*** Opening of Data supplied ***

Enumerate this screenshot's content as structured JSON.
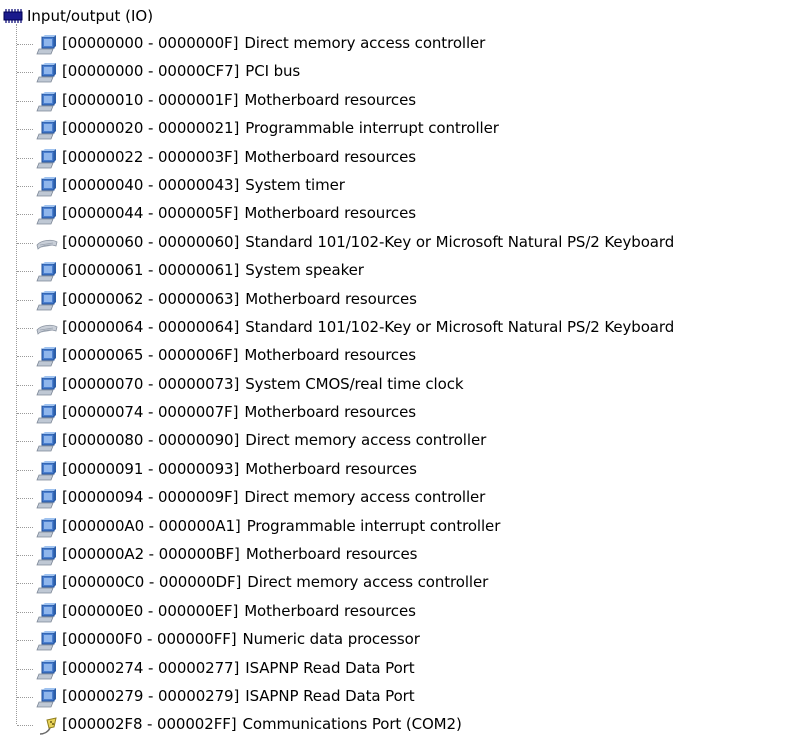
{
  "tree": {
    "root": {
      "label": "Input/output (IO)",
      "icon": "io-chip-icon"
    },
    "items": [
      {
        "range": "[00000000 - 0000000F]",
        "name": "Direct memory access controller",
        "icon": "system-device-icon"
      },
      {
        "range": "[00000000 - 00000CF7]",
        "name": "PCI bus",
        "icon": "system-device-icon"
      },
      {
        "range": "[00000010 - 0000001F]",
        "name": "Motherboard resources",
        "icon": "system-device-icon"
      },
      {
        "range": "[00000020 - 00000021]",
        "name": "Programmable interrupt controller",
        "icon": "system-device-icon"
      },
      {
        "range": "[00000022 - 0000003F]",
        "name": "Motherboard resources",
        "icon": "system-device-icon"
      },
      {
        "range": "[00000040 - 00000043]",
        "name": "System timer",
        "icon": "system-device-icon"
      },
      {
        "range": "[00000044 - 0000005F]",
        "name": "Motherboard resources",
        "icon": "system-device-icon"
      },
      {
        "range": "[00000060 - 00000060]",
        "name": "Standard 101/102-Key or Microsoft Natural PS/2 Keyboard",
        "icon": "keyboard-icon"
      },
      {
        "range": "[00000061 - 00000061]",
        "name": "System speaker",
        "icon": "system-device-icon"
      },
      {
        "range": "[00000062 - 00000063]",
        "name": "Motherboard resources",
        "icon": "system-device-icon"
      },
      {
        "range": "[00000064 - 00000064]",
        "name": "Standard 101/102-Key or Microsoft Natural PS/2 Keyboard",
        "icon": "keyboard-icon"
      },
      {
        "range": "[00000065 - 0000006F]",
        "name": "Motherboard resources",
        "icon": "system-device-icon"
      },
      {
        "range": "[00000070 - 00000073]",
        "name": "System CMOS/real time clock",
        "icon": "system-device-icon"
      },
      {
        "range": "[00000074 - 0000007F]",
        "name": "Motherboard resources",
        "icon": "system-device-icon"
      },
      {
        "range": "[00000080 - 00000090]",
        "name": "Direct memory access controller",
        "icon": "system-device-icon"
      },
      {
        "range": "[00000091 - 00000093]",
        "name": "Motherboard resources",
        "icon": "system-device-icon"
      },
      {
        "range": "[00000094 - 0000009F]",
        "name": "Direct memory access controller",
        "icon": "system-device-icon"
      },
      {
        "range": "[000000A0 - 000000A1]",
        "name": "Programmable interrupt controller",
        "icon": "system-device-icon"
      },
      {
        "range": "[000000A2 - 000000BF]",
        "name": "Motherboard resources",
        "icon": "system-device-icon"
      },
      {
        "range": "[000000C0 - 000000DF]",
        "name": "Direct memory access controller",
        "icon": "system-device-icon"
      },
      {
        "range": "[000000E0 - 000000EF]",
        "name": "Motherboard resources",
        "icon": "system-device-icon"
      },
      {
        "range": "[000000F0 - 000000FF]",
        "name": "Numeric data processor",
        "icon": "system-device-icon"
      },
      {
        "range": "[00000274 - 00000277]",
        "name": "ISAPNP Read Data Port",
        "icon": "system-device-icon"
      },
      {
        "range": "[00000279 - 00000279]",
        "name": "ISAPNP Read Data Port",
        "icon": "system-device-icon"
      },
      {
        "range": "[000002F8 - 000002FF]",
        "name": "Communications Port (COM2)",
        "icon": "serial-port-icon"
      }
    ]
  }
}
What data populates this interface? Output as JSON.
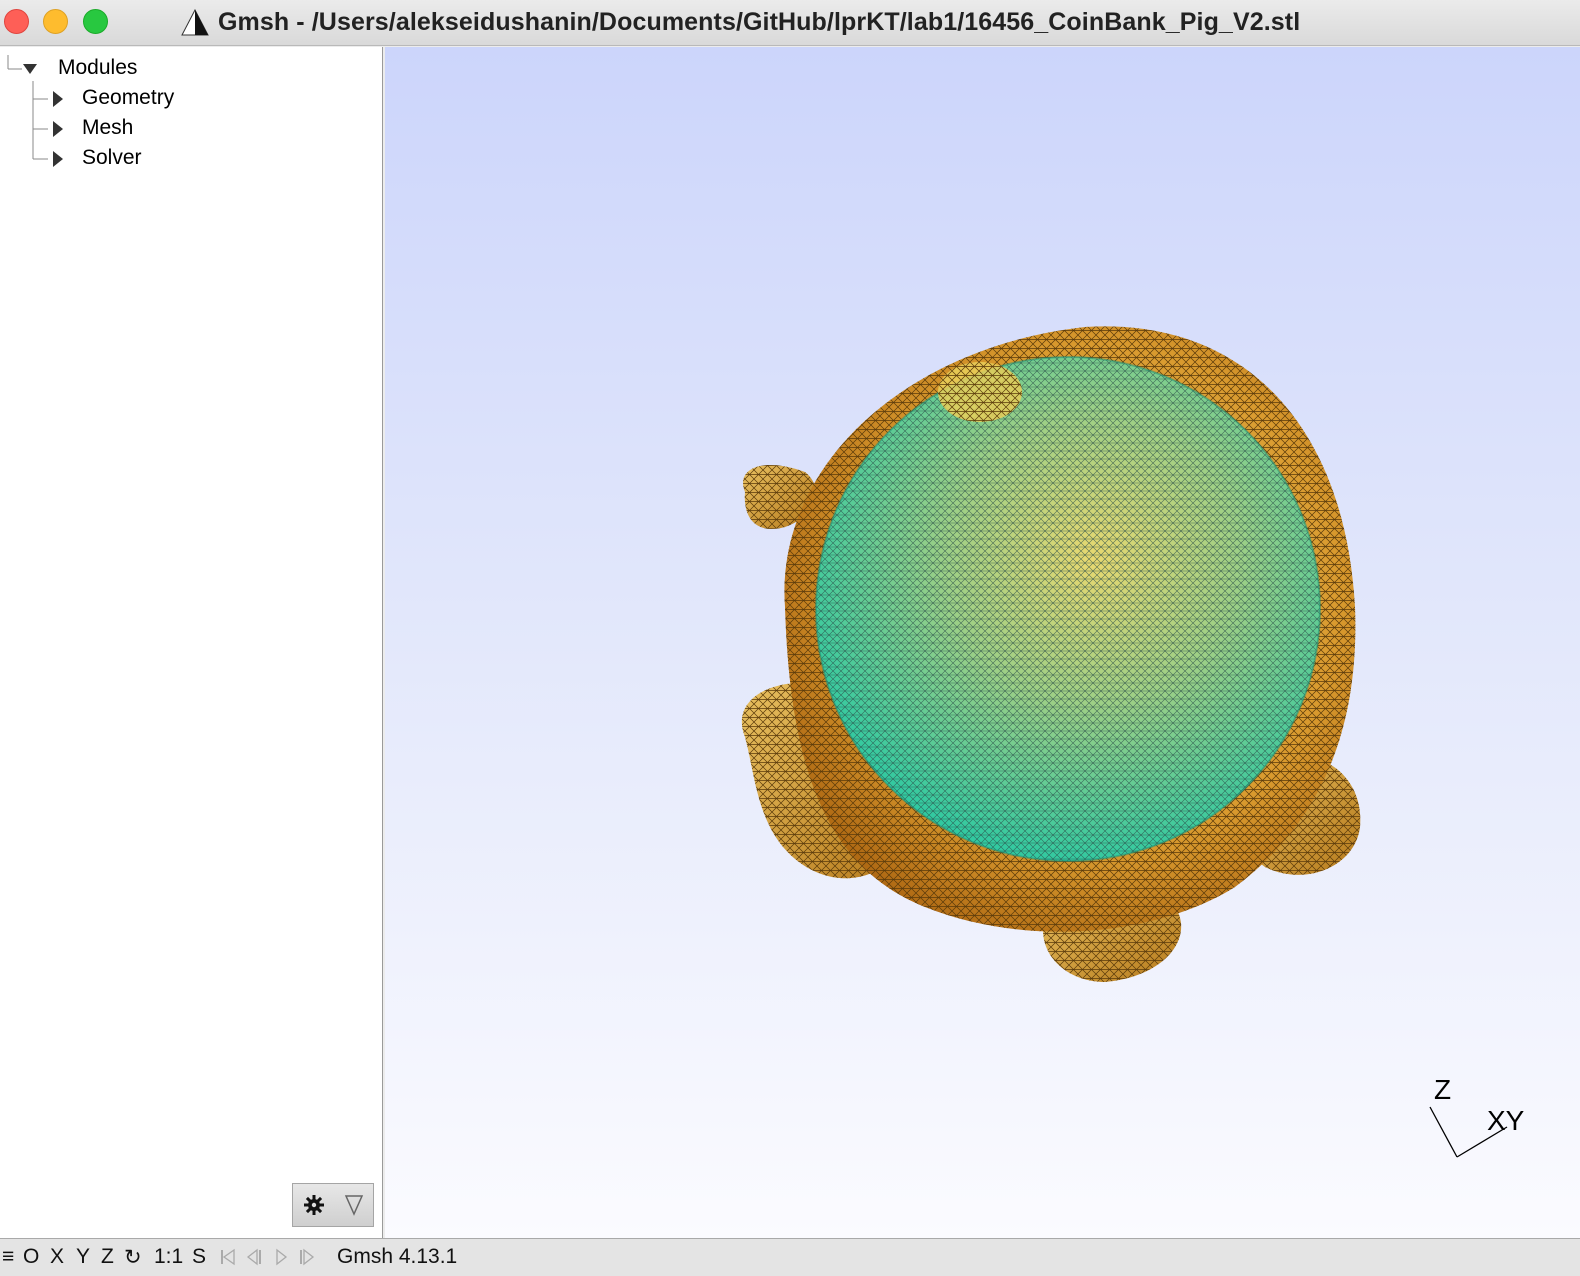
{
  "window": {
    "title": "Gmsh - /Users/alekseidushanin/Documents/GitHub/lprKT/lab1/16456_CoinBank_Pig_V2.stl"
  },
  "tree": {
    "root": "Modules",
    "items": [
      {
        "label": "Geometry"
      },
      {
        "label": "Mesh"
      },
      {
        "label": "Solver"
      }
    ]
  },
  "viewport": {
    "axes": {
      "z": "Z",
      "xy": "XY"
    },
    "model": "wireframe-mesh",
    "colors": {
      "top": "#ccd5fb",
      "bottom": "#fbfbff",
      "mesh_outer": "#c08420",
      "mesh_inner": "#24c4a0"
    }
  },
  "statusbar": {
    "menu_icon": "≡",
    "buttons": [
      "O",
      "X",
      "Y",
      "Z"
    ],
    "rotate_icon": "↻",
    "scale": "1:1",
    "s": "S",
    "version": "Gmsh 4.13.1"
  },
  "icons": {
    "gear": "gear-icon",
    "filter": "filter-icon",
    "first": "first-frame-icon",
    "prev": "prev-frame-icon",
    "play": "play-icon",
    "last": "last-frame-icon"
  }
}
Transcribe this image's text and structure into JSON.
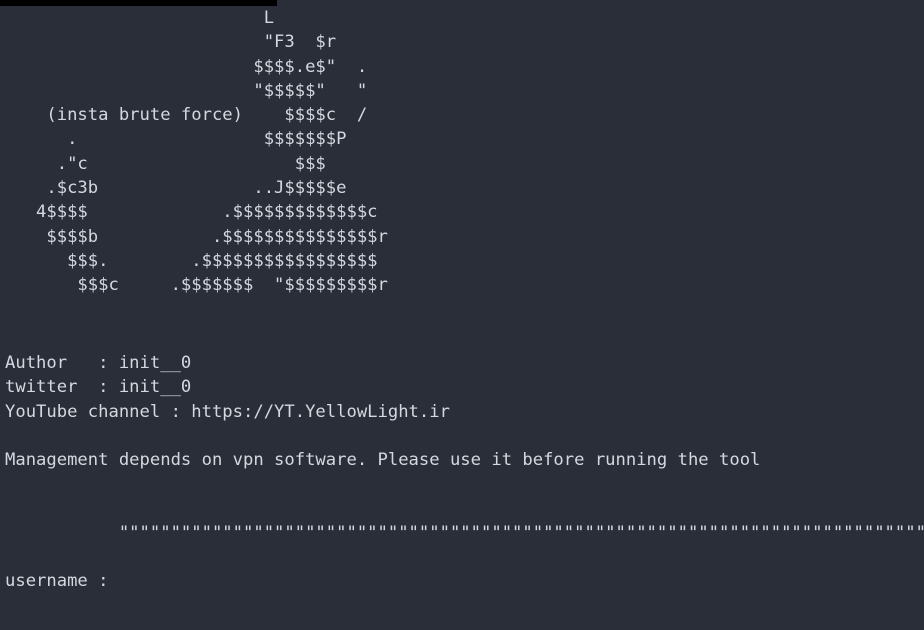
{
  "window": {
    "background_color": "#2a2e39",
    "text_color": "#d4d8df",
    "title_strip_color": "#000000"
  },
  "banner": {
    "art_lines": [
      "                         L",
      "                         \"F3  $r",
      "                        $$$$.e$\"  .",
      "                        \"$$$$$\"   \"",
      "    (insta brute force)    $$$$c  /",
      "      .                  $$$$$$$P",
      "     .\"c                    $$$",
      "    .$c3b               ..J$$$$$e",
      "   4$$$$             .$$$$$$$$$$$$$c",
      "    $$$$b           .$$$$$$$$$$$$$$$r",
      "      $$$.        .$$$$$$$$$$$$$$$$$",
      "       $$$c     .$$$$$$$  \"$$$$$$$$$r"
    ],
    "art_text": "                         L\n                         \"F3  $r\n                        $$$$.e$\"  .\n                        \"$$$$$\"   \"\n    (insta brute force)    $$$$c  /\n      .                  $$$$$$$P\n     .\"c                    $$$\n    .$c3b               ..J$$$$$e\n   4$$$$             .$$$$$$$$$$$$$c\n    $$$$b           .$$$$$$$$$$$$$$$r\n      $$$.        .$$$$$$$$$$$$$$$$$\n       $$$c     .$$$$$$$  \"$$$$$$$$$r",
    "tool_tagline": "(insta brute force)"
  },
  "credits": {
    "author_label": "Author",
    "author_value": "init__0",
    "twitter_label": "twitter",
    "twitter_value": "init__0",
    "youtube_label": "YouTube channel",
    "youtube_value": "https://YT.YellowLight.ir",
    "text": "Author   : init__0\ntwitter  : init__0\nYouTube channel : https://YT.YellowLight.ir"
  },
  "notice": {
    "text": "Management depends on vpn software. Please use it before running the tool"
  },
  "divider": {
    "character": "\"",
    "count": 44,
    "text": "           \"\"\"\"\"\"\"\"\"\"\"\"\"\"\"\"\"\"\"\"\"\"\"\"\"\"\"\"\"\"\"\"\"\"\"\"\"\"\"\"\"\"\"\"\"\"\"\"\"\"\"\"\"\"\"\"\"\"\"\"\"\"\"\"\"\"\"\"\"\"\"\"\"\"\"\"\"\"\""
  },
  "prompt": {
    "label": "username :",
    "value": "",
    "placeholder": ""
  }
}
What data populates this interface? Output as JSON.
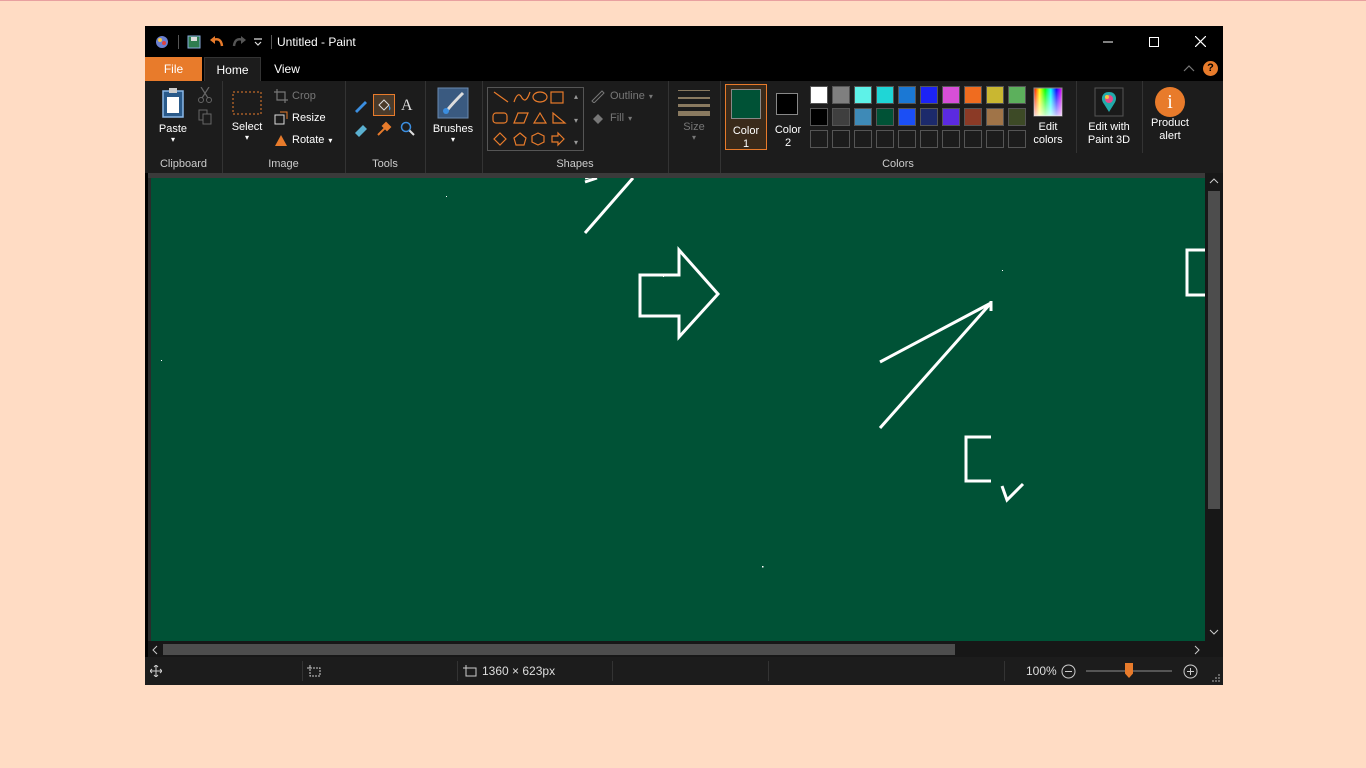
{
  "window": {
    "title": "Untitled - Paint",
    "controls": {
      "minimize": "─",
      "maximize": "☐",
      "close": "✕"
    }
  },
  "menu": {
    "file": "File",
    "tabs": [
      "Home",
      "View"
    ],
    "help": "?"
  },
  "ribbon": {
    "clipboard": {
      "label": "Clipboard",
      "paste": "Paste"
    },
    "image": {
      "label": "Image",
      "select": "Select",
      "crop": "Crop",
      "resize": "Resize",
      "rotate": "Rotate"
    },
    "tools": {
      "label": "Tools"
    },
    "brushes": {
      "label": "Brushes"
    },
    "shapes": {
      "label": "Shapes",
      "outline": "Outline",
      "fill": "Fill"
    },
    "size": {
      "label": "Size"
    },
    "colors": {
      "label": "Colors",
      "color1": "Color\n1",
      "color2": "Color\n2",
      "color1_value": "#005236",
      "color2_value": "#000000",
      "palette_row1": [
        "#ffffff",
        "#7f7f7f",
        "#5ef2e8",
        "#1fd6d6",
        "#1b78d4",
        "#1c23f5",
        "#d84fd8",
        "#f06c1f",
        "#c9b731",
        "#5cb05c"
      ],
      "palette_row2": [
        "#000000",
        "#3f3f3f",
        "#3e8ab7",
        "#005236",
        "#1b4ff5",
        "#1c2a6b",
        "#5b2ae0",
        "#8b3a26",
        "#a07448",
        "#3d4a26"
      ],
      "edit_colors": "Edit\ncolors",
      "paint3d": "Edit with\nPaint 3D",
      "product_alert": "Product\nalert"
    }
  },
  "canvas": {
    "background": "#005236",
    "stroke": "#ffffff"
  },
  "status": {
    "dimensions": "1360 × 623px",
    "zoom": "100%"
  }
}
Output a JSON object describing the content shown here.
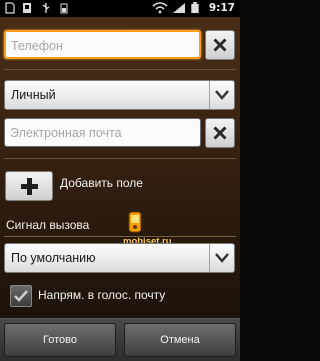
{
  "status_bar": {
    "time": "9:17",
    "icons": [
      "sim-icon",
      "sd-card-icon",
      "usb-icon",
      "battery-small-icon",
      "wifi-icon",
      "signal-icon",
      "battery-icon"
    ]
  },
  "form": {
    "phone_placeholder": "Телефон",
    "phone_type": "Личный",
    "email_placeholder": "Электронная почта",
    "add_field_label": "Добавить поле",
    "ringtone_section_label": "Сигнал вызова",
    "ringtone_value": "По умолчанию",
    "voicemail_label": "Напрям. в голос. почту",
    "voicemail_checked": true
  },
  "watermark": {
    "text": "mobiset.ru"
  },
  "bottom_bar": {
    "done_label": "Готово",
    "cancel_label": "Отмена"
  },
  "colors": {
    "focus": "#ff9d1a",
    "background": "#3a2413",
    "watermark": "#ffd24a"
  }
}
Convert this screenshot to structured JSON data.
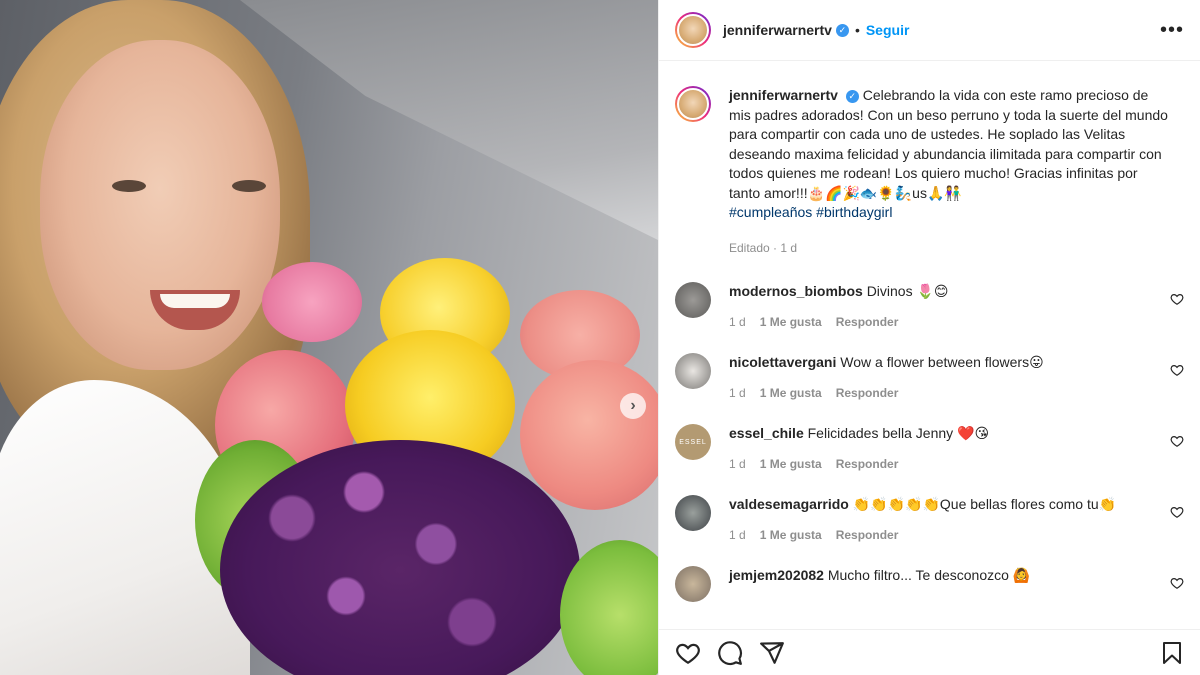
{
  "post": {
    "username": "jenniferwarnertv",
    "follow_label": "Seguir",
    "separator": "•",
    "more_label": "•••",
    "carousel_next": "›"
  },
  "caption": {
    "username": "jenniferwarnertv",
    "text": "Celebrando la vida con este ramo precioso de mis padres adorados! Con un beso perruno y toda la suerte del mundo para compartir con cada uno de ustedes. He soplado las Velitas deseando maxima felicidad y abundancia ilimitada para compartir con todos quienes me rodean! Los quiero mucho! Gracias infinitas por tanto amor!!!🎂🌈🎉🐟🌻🧞us🙏👫",
    "hashtags": [
      "#cumpleaños",
      "#birthdaygirl"
    ],
    "edited": "Editado · 1 d"
  },
  "comments": [
    {
      "username": "modernos_biombos",
      "text": "Divinos 🌷😊",
      "time": "1 d",
      "likes": "1 Me gusta",
      "reply": "Responder",
      "avatar_color": "#6b6a69"
    },
    {
      "username": "nicolettavergani",
      "text": "Wow a flower between flowers😛",
      "time": "1 d",
      "likes": "1 Me gusta",
      "reply": "Responder",
      "avatar_color": "#8b8b8b"
    },
    {
      "username": "essel_chile",
      "text": "Felicidades bella Jenny ❤️😘",
      "time": "1 d",
      "likes": "1 Me gusta",
      "reply": "Responder",
      "avatar_color": "#b39a72",
      "avatar_text": "ESSEL"
    },
    {
      "username": "valdesemagarrido",
      "text": "👏👏👏👏👏Que bellas flores como tu👏",
      "time": "1 d",
      "likes": "1 Me gusta",
      "reply": "Responder",
      "avatar_color": "#4d5156"
    },
    {
      "username": "jemjem202082",
      "text": "Mucho filtro... Te desconozco 🙆",
      "time": "",
      "likes": "",
      "reply": "",
      "avatar_color": "#a7a39d"
    }
  ],
  "icons": {
    "verified": "verified-badge-icon",
    "heart": "heart-icon",
    "comment": "comment-icon",
    "share": "paper-plane-icon",
    "save": "bookmark-icon"
  },
  "colors": {
    "link": "#0095f6",
    "hashtag": "#00376b",
    "muted": "#8e8e8e",
    "verified": "#3897f0"
  }
}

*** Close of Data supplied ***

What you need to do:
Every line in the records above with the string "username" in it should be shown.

Solved problem:
    "label": "username :",
    "username": "jenniferwarnertv",
    "username": "jenniferwarnertv",
      "username": "modernos_biombos",
      "username": "nicolettavergani",
      "username": "essel_chile",
      "username": "valdesemagarrido",
      "username": "jemjem202082",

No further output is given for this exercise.